Computer Chess Club Archives




Subject: Re: Nodes per second........

Author: Christophe Theron

Date: 18:25:11 10/01/98

Go up one level in this thread

On October 01, 1998 at 17:54:48, Jim Phillips wrote:

>On October 01, 1998 at 08:25:15, Roberto Waldteufel wrote:
>>On September 28, 1998 at 11:28:42, Peter Fendrich wrote:
>>>Sure, winning games is better than losing them... :)
>>>Search does in fact have some good effects by itself...
>>>There was an intresesting article in ICCA Journal a few years ago. I don't
>>>remember any details about the authors and such but here is what I remember from
>>>the article.
>>>They played two programs against each other with completely random evaluation.
>>>One program searched the tree, gave the leafs a random evaluation and and backed
>>>up the values in an alfa/beta manner. The other program just gave each move from
>>>the root a random evaluation. The first thoughts about a match like this is that
>>>the result will be as random as the evaluation code, but it wasn't!
>>>The results showed that the tree version was better because of a tendency to get
>>>more space just because of the tree search itself. Well, my memory is fading
>>Maybe the tree version would find shallow mates, and the root version would not?
>>I think this might well account for the difference.
>>Best wishes,
>I'd like to throw in my 2 cents....  If you choose a move at random from
>the "leaf" nodes, you are going to tend to return to a root move that
>generates a "bushier branch".  Let's say you have three possible root
>moves, and you search two plies deep and choose a move at random.  If
>there are 10 "leaves" corresponding to the 1st root move, 20 leaves
>corresponding to the 2nd root move, and 70 leaves for the 3rd root move,
>there is a 70% chance that your random function will choose the 3rd root,
>which is the one that will also lead you to a more open position with a
>lot of possible moves to make.  The program that simply chooses a move at
>the root at random has only a 33 1/3 % chance of picking the 3rd root....
>Does this seem reasonable, or am I off around Jupiter?
>-Jim Phillips

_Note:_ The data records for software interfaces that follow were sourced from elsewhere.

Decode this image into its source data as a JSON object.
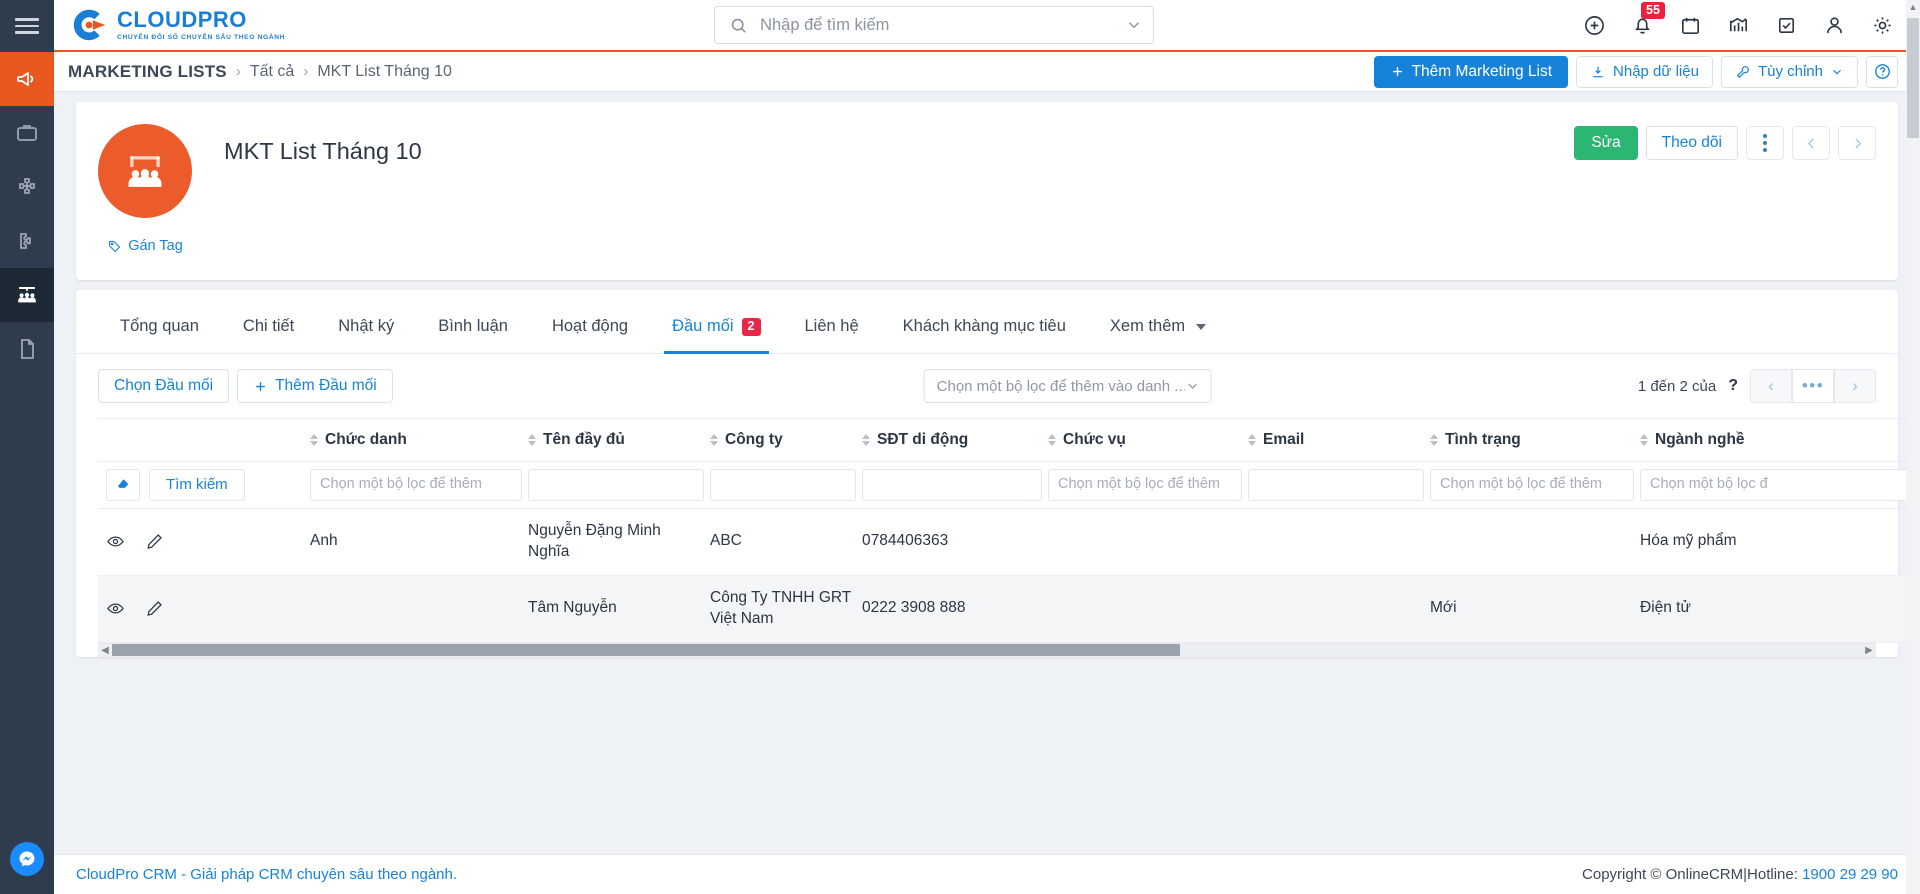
{
  "brand": {
    "name": "CLOUDPRO",
    "tagline": "CHUYỂN ĐỔI SỐ CHUYÊN SÂU THEO NGÀNH",
    "accent": "#e8581f",
    "blue": "#1683d8"
  },
  "topbar": {
    "menu_icon": "hamburger-icon",
    "search": {
      "placeholder": "Nhập để tìm kiếm",
      "icon": "search-icon",
      "dropdown_icon": "chevron-down-icon"
    },
    "icons": [
      {
        "name": "add-circle-icon",
        "label": ""
      },
      {
        "name": "notification-bell-icon",
        "label": "",
        "badge": "55"
      },
      {
        "name": "calendar-icon",
        "label": ""
      },
      {
        "name": "analytics-icon",
        "label": ""
      },
      {
        "name": "task-check-icon",
        "label": ""
      },
      {
        "name": "user-icon",
        "label": ""
      },
      {
        "name": "settings-gear-icon",
        "label": ""
      }
    ]
  },
  "breadcrumb": {
    "module": "MARKETING LISTS",
    "sep": "›",
    "level1": "Tất cả",
    "level2": "MKT List Tháng 10",
    "actions": {
      "add": "Thêm Marketing List",
      "import": "Nhập dữ liệu",
      "customize": "Tùy chỉnh",
      "help": "?"
    }
  },
  "record": {
    "title": "MKT List Tháng 10",
    "avatar_icon": "audience-presentation-icon",
    "tag_label": "Gán Tag",
    "actions": {
      "edit": "Sửa",
      "follow": "Theo dõi",
      "more": "",
      "prev": "‹",
      "next": "›"
    }
  },
  "tabs": [
    {
      "label": "Tổng quan",
      "active": false
    },
    {
      "label": "Chi tiết",
      "active": false
    },
    {
      "label": "Nhật ký",
      "active": false
    },
    {
      "label": "Bình luận",
      "active": false
    },
    {
      "label": "Hoạt động",
      "active": false
    },
    {
      "label": "Đầu mối",
      "active": true,
      "count": "2"
    },
    {
      "label": "Liên hệ",
      "active": false
    },
    {
      "label": "Khách khàng mục tiêu",
      "active": false
    },
    {
      "label": "Xem thêm",
      "active": false,
      "dropdown": true
    }
  ],
  "toolbar": {
    "select_lead": "Chọn Đầu mối",
    "add_lead": "Thêm Đầu mối",
    "filter_placeholder": "Chọn một bộ lọc để thêm vào danh ...",
    "pager_text": "1 đến 2 của",
    "pager_unknown": "?",
    "pager_prev": "‹",
    "pager_mid": "•••",
    "pager_next": "›"
  },
  "table": {
    "search_button": "Tìm kiếm",
    "erase_icon": "eraser-icon",
    "columns": [
      {
        "key": "actions",
        "label": "",
        "sortable": false,
        "filter": null
      },
      {
        "key": "chuc_danh",
        "label": "Chức danh",
        "sortable": true,
        "filter": "Chọn một bộ lọc để thêm"
      },
      {
        "key": "ten_day_du",
        "label": "Tên đầy đủ",
        "sortable": true,
        "filter": ""
      },
      {
        "key": "cong_ty",
        "label": "Công ty",
        "sortable": true,
        "filter": ""
      },
      {
        "key": "sdt_di_dong",
        "label": "SĐT di động",
        "sortable": true,
        "filter": ""
      },
      {
        "key": "chuc_vu",
        "label": "Chức vụ",
        "sortable": true,
        "filter": "Chọn một bộ lọc để thêm"
      },
      {
        "key": "email",
        "label": "Email",
        "sortable": true,
        "filter": ""
      },
      {
        "key": "tinh_trang",
        "label": "Tình trạng",
        "sortable": true,
        "filter": "Chọn một bộ lọc để thêm"
      },
      {
        "key": "nganh_nghe",
        "label": "Ngành nghề",
        "sortable": true,
        "filter": "Chọn một bộ lọc đ"
      }
    ],
    "rows": [
      {
        "view_icon": "eye-icon",
        "edit_icon": "pencil-icon",
        "chuc_danh": "Anh",
        "ten_day_du": "Nguyễn Đặng Minh Nghĩa",
        "cong_ty": "ABC",
        "sdt_di_dong": "0784406363",
        "chuc_vu": "",
        "email": "",
        "tinh_trang": "",
        "nganh_nghe": "Hóa mỹ phẩm"
      },
      {
        "view_icon": "eye-icon",
        "edit_icon": "pencil-icon",
        "chuc_danh": "",
        "ten_day_du": "Tâm Nguyễn",
        "cong_ty": "Công Ty TNHH GRT Việt Nam",
        "sdt_di_dong": "0222 3908 888",
        "chuc_vu": "",
        "email": "",
        "tinh_trang": "Mới",
        "nganh_nghe": "Điện tử"
      }
    ]
  },
  "footer": {
    "left": "CloudPro CRM - Giải pháp CRM chuyên sâu theo ngành.",
    "copyright": "Copyright © OnlineCRM",
    "divider": "|",
    "hotline_label": "Hotline:",
    "hotline": "1900 29 29 90"
  }
}
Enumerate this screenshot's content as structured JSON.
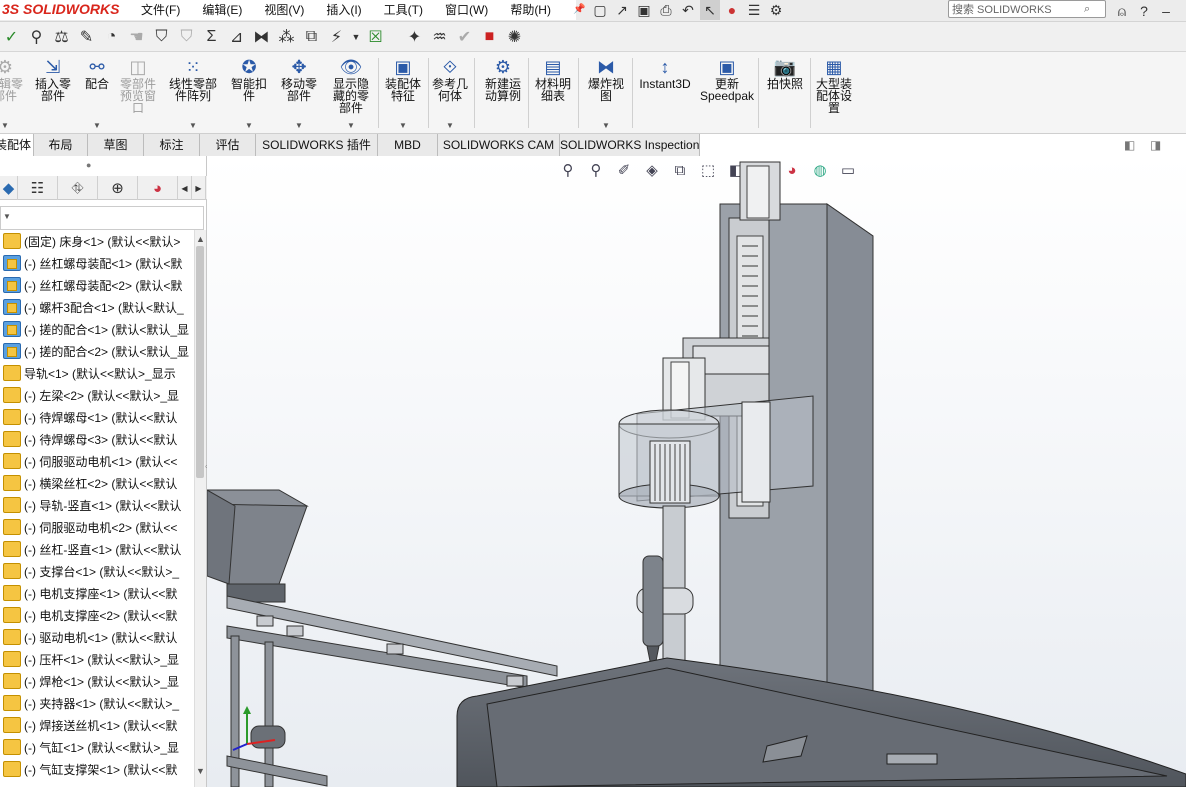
{
  "app": {
    "logo_text": "SOLIDWORKS"
  },
  "menu": [
    "文件(F)",
    "编辑(E)",
    "视图(V)",
    "插入(I)",
    "工具(T)",
    "窗口(W)",
    "帮助(H)"
  ],
  "search": {
    "placeholder": "搜索 SOLIDWORKS"
  },
  "command_manager": [
    {
      "label": "编辑零\n部件",
      "enabled": false
    },
    {
      "label": "插入零\n部件",
      "enabled": true
    },
    {
      "label": "配合",
      "enabled": true
    },
    {
      "label": "零部件\n预览窗\n口",
      "enabled": false
    },
    {
      "label": "线性零部\n件阵列",
      "enabled": true
    },
    {
      "label": "智能扣\n件",
      "enabled": true
    },
    {
      "label": "移动零\n部件",
      "enabled": true
    },
    {
      "label": "显示隐\n藏的零\n部件",
      "enabled": true
    },
    {
      "label": "装配体\n特征",
      "enabled": true
    },
    {
      "label": "参考几\n何体",
      "enabled": true
    },
    {
      "label": "新建运\n动算例",
      "enabled": true
    },
    {
      "label": "材料明\n细表",
      "enabled": true
    },
    {
      "label": "爆炸视\n图",
      "enabled": true
    },
    {
      "label": "Instant3D",
      "enabled": true
    },
    {
      "label": "更新\nSpeedpak",
      "enabled": true
    },
    {
      "label": "拍快照",
      "enabled": true
    },
    {
      "label": "大型装\n配体设\n置",
      "enabled": true
    }
  ],
  "tabs": [
    {
      "label": "装配体",
      "active": true
    },
    {
      "label": "布局"
    },
    {
      "label": "草图"
    },
    {
      "label": "标注"
    },
    {
      "label": "评估"
    },
    {
      "label": "SOLIDWORKS 插件"
    },
    {
      "label": "MBD"
    },
    {
      "label": "SOLIDWORKS CAM"
    },
    {
      "label": "SOLIDWORKS Inspection"
    }
  ],
  "tree": [
    {
      "text": "(固定) 床身<1> (默认<<默认>",
      "icon": "part"
    },
    {
      "text": "(-) 丝杠螺母装配<1> (默认<默",
      "icon": "assembly"
    },
    {
      "text": "(-) 丝杠螺母装配<2> (默认<默",
      "icon": "assembly"
    },
    {
      "text": "(-) 螺杆3配合<1> (默认<默认_",
      "icon": "assembly"
    },
    {
      "text": "(-) 搓的配合<1> (默认<默认_显",
      "icon": "assembly"
    },
    {
      "text": "(-) 搓的配合<2> (默认<默认_显",
      "icon": "assembly"
    },
    {
      "text": "导轨<1> (默认<<默认>_显示",
      "icon": "part"
    },
    {
      "text": "(-) 左梁<2> (默认<<默认>_显",
      "icon": "part"
    },
    {
      "text": "(-) 待焊螺母<1> (默认<<默认",
      "icon": "part"
    },
    {
      "text": "(-) 待焊螺母<3> (默认<<默认",
      "icon": "part"
    },
    {
      "text": "(-) 伺服驱动电机<1> (默认<<",
      "icon": "part"
    },
    {
      "text": "(-) 横梁丝杠<2> (默认<<默认",
      "icon": "part"
    },
    {
      "text": "(-) 导轨-竖直<1> (默认<<默认",
      "icon": "part"
    },
    {
      "text": "(-) 伺服驱动电机<2> (默认<<",
      "icon": "part"
    },
    {
      "text": "(-) 丝杠-竖直<1> (默认<<默认",
      "icon": "part"
    },
    {
      "text": "(-) 支撑台<1> (默认<<默认>_",
      "icon": "part"
    },
    {
      "text": "(-) 电机支撑座<1> (默认<<默",
      "icon": "part"
    },
    {
      "text": "(-) 电机支撑座<2> (默认<<默",
      "icon": "part"
    },
    {
      "text": "(-) 驱动电机<1> (默认<<默认",
      "icon": "part"
    },
    {
      "text": "(-) 压杆<1> (默认<<默认>_显",
      "icon": "part"
    },
    {
      "text": "(-) 焊枪<1> (默认<<默认>_显",
      "icon": "part"
    },
    {
      "text": "(-) 夹持器<1> (默认<<默认>_",
      "icon": "part"
    },
    {
      "text": "(-) 焊接送丝机<1> (默认<<默",
      "icon": "part"
    },
    {
      "text": "(-) 气缸<1> (默认<<默认>_显",
      "icon": "part"
    },
    {
      "text": "(-) 气缸支撑架<1> (默认<<默",
      "icon": "part"
    }
  ]
}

You are absolutely right. The random evaluation in fact turned out to be a way
to find the moves that lead to more mobility.

Both programs were able to find shallow mates. This was not the issue here.


This page took 0.04 seconds to execute

Last modified: Thu, 07 Jul 11 08:48:38 -0700

Current Computer Chess Club Forums at Talkchess. This site by Sean Mintz.